Congress vs. Yellen: Partisanship or accountability?

The U.S. economy is finally on the mend, but that isn’t muting congressional—particularly Republican—criticism of the Federal Reserve, as Janet Yellen learned at the House Financial Services Committee hearing this week.

Members of Congress long have used congressional hearings to beat up on the Fed chair. It’s as if there was an implicit deal: Congress gives the Fed a lot of independence to pursue its statutory goals of price stability and maximum sustainable employment, and feels free to criticize the Fed with frequency and occasional venom, but stops of short of truly interfering with the making of monetary policy.  

But there are signs that old deal is falling apart. Republicans are backing legislation that would give the Government Accountability Office more leeway to evaluate monetary policy decisions (“Audit the Fed“) and would require the Fed to explain why it isn’t following a monetary policy rule devised by Stanford’s John Taylor.

Part of this is simply partisan posturing, more a symptom of the climate in Congress than a targeted attack on the Fed. The chairman of the House committee, Jeb Hensarling, suggested at one point this week that Ms. Yellen was doing something wrong—and suspiciously partisan—by meeting with the Treasury secretary frequently. I don’t recall anyone ever questioning Alan Greenspan when he was meeting with Larry Summers or Bob Rubin.  

But part of this reflects palpable congressional—and public—concern that the Fed’s role in the economy expanded so much during and after the financial crisis that we need new and better ways to hold the Fed accountable to the nation’s democratically elected leadership. 

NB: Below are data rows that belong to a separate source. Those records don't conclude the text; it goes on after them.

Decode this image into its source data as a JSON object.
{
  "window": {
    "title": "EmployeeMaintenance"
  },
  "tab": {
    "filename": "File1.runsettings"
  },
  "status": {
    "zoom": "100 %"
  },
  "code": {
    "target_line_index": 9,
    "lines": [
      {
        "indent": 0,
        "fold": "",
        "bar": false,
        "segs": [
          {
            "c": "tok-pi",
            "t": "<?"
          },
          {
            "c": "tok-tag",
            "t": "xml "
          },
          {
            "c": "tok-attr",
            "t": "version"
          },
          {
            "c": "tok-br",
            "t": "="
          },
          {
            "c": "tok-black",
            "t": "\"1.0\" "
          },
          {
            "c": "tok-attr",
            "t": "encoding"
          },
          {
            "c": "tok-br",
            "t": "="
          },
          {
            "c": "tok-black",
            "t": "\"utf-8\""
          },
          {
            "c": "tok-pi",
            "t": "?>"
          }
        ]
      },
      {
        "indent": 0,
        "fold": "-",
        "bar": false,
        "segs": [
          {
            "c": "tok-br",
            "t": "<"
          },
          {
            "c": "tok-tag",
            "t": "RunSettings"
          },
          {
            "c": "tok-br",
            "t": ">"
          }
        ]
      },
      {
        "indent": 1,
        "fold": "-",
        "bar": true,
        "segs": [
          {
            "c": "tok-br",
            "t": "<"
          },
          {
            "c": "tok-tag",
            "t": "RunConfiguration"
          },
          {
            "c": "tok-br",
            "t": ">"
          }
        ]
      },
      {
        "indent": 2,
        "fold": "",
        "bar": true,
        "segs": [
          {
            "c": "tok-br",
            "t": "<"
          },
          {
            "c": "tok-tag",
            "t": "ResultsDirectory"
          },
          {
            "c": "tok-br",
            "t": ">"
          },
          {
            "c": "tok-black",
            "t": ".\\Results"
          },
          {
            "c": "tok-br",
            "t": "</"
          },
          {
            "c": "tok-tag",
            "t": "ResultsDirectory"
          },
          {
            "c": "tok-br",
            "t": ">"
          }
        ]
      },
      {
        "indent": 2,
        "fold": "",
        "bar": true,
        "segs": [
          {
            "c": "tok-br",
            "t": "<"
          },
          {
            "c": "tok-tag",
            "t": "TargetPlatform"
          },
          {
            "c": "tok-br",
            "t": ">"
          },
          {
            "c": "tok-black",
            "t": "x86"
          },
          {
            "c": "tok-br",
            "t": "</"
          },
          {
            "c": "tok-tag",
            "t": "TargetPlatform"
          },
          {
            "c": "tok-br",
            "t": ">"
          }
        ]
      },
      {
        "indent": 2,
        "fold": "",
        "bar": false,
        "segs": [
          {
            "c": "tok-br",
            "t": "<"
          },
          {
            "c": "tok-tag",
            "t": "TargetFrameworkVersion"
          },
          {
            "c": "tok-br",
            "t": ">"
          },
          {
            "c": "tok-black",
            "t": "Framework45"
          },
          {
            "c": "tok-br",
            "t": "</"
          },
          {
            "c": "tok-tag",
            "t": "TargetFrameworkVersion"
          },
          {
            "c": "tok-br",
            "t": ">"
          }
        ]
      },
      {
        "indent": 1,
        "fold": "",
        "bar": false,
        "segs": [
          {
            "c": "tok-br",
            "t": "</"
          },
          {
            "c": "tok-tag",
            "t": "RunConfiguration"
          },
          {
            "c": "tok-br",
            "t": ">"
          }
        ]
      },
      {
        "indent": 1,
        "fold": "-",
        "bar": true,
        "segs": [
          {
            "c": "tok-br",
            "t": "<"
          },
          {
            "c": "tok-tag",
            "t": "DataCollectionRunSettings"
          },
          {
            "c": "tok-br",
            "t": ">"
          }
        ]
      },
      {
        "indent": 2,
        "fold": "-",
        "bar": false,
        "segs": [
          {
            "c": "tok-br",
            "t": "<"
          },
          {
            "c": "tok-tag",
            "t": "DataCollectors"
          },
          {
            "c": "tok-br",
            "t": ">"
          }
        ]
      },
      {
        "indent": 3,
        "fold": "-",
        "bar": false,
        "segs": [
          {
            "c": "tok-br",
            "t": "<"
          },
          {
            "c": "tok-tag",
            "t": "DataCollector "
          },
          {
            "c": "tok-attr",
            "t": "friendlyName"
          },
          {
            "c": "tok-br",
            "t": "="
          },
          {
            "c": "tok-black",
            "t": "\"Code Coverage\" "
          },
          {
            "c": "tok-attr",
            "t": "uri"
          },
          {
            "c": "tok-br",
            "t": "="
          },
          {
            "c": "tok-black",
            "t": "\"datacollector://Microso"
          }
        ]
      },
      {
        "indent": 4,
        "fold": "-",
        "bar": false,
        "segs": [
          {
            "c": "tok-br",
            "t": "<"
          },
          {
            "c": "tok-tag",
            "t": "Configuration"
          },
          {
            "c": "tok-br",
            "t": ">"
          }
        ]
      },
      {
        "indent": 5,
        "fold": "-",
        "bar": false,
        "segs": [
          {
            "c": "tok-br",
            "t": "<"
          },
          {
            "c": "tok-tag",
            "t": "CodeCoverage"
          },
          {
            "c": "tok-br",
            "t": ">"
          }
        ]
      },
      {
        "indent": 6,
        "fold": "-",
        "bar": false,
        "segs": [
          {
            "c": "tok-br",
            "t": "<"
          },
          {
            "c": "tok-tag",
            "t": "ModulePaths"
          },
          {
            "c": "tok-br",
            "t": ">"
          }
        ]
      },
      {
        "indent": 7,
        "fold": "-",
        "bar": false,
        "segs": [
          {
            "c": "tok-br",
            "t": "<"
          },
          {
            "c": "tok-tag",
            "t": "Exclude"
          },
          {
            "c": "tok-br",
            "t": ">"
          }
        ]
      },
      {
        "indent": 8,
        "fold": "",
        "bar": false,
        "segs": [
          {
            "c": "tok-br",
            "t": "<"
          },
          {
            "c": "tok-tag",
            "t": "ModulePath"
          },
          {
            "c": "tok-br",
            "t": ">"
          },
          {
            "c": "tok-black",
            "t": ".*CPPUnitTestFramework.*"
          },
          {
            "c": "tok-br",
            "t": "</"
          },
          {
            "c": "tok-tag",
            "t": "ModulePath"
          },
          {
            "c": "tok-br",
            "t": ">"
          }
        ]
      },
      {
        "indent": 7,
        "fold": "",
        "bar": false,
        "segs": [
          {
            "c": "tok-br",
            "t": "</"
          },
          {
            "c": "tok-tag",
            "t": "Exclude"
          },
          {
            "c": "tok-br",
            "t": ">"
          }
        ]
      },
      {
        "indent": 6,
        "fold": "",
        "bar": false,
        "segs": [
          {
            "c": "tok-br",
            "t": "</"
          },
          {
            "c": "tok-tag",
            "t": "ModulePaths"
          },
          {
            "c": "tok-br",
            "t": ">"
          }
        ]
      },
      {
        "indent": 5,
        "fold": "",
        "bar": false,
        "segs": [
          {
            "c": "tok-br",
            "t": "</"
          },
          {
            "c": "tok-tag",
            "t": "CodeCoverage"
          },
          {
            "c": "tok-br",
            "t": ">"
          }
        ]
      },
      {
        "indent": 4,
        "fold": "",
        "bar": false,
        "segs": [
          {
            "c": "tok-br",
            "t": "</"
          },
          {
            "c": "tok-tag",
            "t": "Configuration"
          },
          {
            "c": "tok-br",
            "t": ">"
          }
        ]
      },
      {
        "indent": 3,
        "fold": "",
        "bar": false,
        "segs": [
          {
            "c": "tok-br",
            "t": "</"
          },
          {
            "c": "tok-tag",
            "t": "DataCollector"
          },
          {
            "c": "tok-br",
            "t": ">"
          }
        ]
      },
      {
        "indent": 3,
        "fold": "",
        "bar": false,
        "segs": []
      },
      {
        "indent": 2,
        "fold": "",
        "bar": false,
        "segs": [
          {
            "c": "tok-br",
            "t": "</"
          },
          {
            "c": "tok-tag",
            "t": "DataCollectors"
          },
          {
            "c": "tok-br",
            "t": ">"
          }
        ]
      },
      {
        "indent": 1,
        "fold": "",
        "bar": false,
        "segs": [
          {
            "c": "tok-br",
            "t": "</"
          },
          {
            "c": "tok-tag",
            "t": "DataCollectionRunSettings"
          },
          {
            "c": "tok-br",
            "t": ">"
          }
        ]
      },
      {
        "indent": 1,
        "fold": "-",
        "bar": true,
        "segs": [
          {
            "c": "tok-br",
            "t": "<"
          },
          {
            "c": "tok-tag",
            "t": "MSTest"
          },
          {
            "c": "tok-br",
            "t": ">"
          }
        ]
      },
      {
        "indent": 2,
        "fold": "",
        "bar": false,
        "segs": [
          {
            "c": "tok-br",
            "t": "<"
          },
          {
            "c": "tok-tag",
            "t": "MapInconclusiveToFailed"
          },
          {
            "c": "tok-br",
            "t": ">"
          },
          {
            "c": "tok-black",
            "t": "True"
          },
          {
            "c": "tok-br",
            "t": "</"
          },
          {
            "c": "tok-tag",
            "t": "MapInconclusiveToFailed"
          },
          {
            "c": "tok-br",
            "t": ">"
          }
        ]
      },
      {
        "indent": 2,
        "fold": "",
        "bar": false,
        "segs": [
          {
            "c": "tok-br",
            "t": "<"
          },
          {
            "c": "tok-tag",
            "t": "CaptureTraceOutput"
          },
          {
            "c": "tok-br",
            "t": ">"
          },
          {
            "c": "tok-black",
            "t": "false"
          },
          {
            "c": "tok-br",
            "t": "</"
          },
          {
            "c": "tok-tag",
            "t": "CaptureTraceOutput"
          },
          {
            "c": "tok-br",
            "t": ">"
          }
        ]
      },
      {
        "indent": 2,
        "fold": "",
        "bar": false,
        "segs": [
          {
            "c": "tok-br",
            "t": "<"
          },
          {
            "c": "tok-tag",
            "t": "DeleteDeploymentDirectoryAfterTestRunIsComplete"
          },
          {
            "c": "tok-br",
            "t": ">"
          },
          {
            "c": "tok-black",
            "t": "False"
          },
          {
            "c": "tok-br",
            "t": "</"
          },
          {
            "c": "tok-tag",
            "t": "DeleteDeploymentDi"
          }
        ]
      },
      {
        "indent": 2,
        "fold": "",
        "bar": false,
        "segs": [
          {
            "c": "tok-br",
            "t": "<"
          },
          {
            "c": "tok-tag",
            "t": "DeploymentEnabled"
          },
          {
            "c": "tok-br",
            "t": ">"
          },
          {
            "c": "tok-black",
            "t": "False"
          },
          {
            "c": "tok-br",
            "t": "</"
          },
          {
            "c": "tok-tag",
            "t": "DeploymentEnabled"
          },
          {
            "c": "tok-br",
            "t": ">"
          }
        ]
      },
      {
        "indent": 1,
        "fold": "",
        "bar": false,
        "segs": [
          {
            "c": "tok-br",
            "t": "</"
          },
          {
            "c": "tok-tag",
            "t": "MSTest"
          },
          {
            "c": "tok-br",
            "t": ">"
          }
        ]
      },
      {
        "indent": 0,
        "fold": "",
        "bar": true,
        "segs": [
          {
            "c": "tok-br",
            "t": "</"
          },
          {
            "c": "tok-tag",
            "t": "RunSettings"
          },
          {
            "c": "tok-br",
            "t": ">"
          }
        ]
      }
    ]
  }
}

The Hutchins Center will take a timely look at these issues Monday morning, March 2. In particular, we’ll focus on the unusual governance of the regional Federal Reserve Banks, created in a Wilsonian compromise in 1913, with a provocative paper by Peter Conti-Brown, soon to be a professor at the University of Pennsylvania’s Wharton School, and a response from Charles Plosser, who is retiring this week as president of the Philadelphia Federal Reserve Bank. We’ll also look at how the Fed’s expanded role in maintaining financial stability may conflict with its monetary policy independence with Viral Acharya of New York University and Jeremy Stein of Harvard University, a former Fed governor.

Then we’ll address directly the current state of Fed-congressional relations with Ben Bernanke, the former Fed chairman and now our Brookings colleague; Barney Frank, the always interesting former chairman the House Financial Services Committee; Ruth Porat, the CFO of Morgan Stanley, and Sarah Binder, a George Washington University political scientist and Brookings colleague who has studied all this.  

Join us—in person or on the livestream.